Before clicking “buy,” calculate the amount each member of your group will owe (including fees and taxes) and get everyone’s go-ahead to make the purchase. Once you’ve ordered the tickets, forward your receipt or e-mail confirmation, and tell the group when and how you would like to be repaid (“I’d prefer cash or a check the day of the show” or “Please send me the money via PayPal by Friday. Thanks!”).

It’s likely that someone will forget, but don’t assume people are trying to stiff you, says Jodi RR Smith, of Mannersmith, an etiquette consulting firm. Before meeting up with your forgetful friend at the next social event, text or e-mail a reminder, keeping the tone friendly. If that doesn’t work, pin down a time to meet in person and get the money.

My friend helped me paint my house. How should I compensate her?

Often, a thank-you note and a home-cooked meal, or the sincere offer to reciprocate in the future, is fine. Use the complexity of the task and your own budget as a guide. If you decide to do more, offer a gift card (say, to a favorite store or restaurant) as a gesture of thanks. Eyring suggests spending $50 to $100 as a general range.

If your friend is using a professional skill to do something that takes a lot of time, such as building a Web site, settle up front on how much you should pay for the project.

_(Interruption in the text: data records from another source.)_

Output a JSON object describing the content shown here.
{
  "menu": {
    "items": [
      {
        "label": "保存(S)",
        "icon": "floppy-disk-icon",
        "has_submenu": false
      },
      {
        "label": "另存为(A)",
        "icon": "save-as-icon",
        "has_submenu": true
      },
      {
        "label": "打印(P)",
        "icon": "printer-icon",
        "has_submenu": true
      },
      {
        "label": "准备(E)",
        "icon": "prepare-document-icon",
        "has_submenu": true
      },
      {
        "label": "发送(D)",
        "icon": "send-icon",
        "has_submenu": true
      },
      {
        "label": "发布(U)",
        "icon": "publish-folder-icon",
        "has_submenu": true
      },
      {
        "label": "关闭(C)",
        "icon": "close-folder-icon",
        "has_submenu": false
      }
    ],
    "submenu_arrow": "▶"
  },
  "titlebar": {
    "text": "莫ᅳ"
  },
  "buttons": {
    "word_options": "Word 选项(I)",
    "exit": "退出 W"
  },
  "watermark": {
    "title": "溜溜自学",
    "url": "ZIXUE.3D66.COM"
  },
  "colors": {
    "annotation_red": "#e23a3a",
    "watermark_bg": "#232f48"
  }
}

Miriam Cross
Associate Editor, Kiplinger's Personal Finance
Miriam lived in Toronto, Canada, before joining Kiplinger's Personal Finance in November 2012. Prior to that, she freelanced as a fact-checker for several Canadian publications, including Reader's Digest Canada, Style at Home and Air Canada's enRoute. She received a BA from the University of Toronto with a major in English literature and completed a certificate in Magazine and Web Publishing at Ryerson University.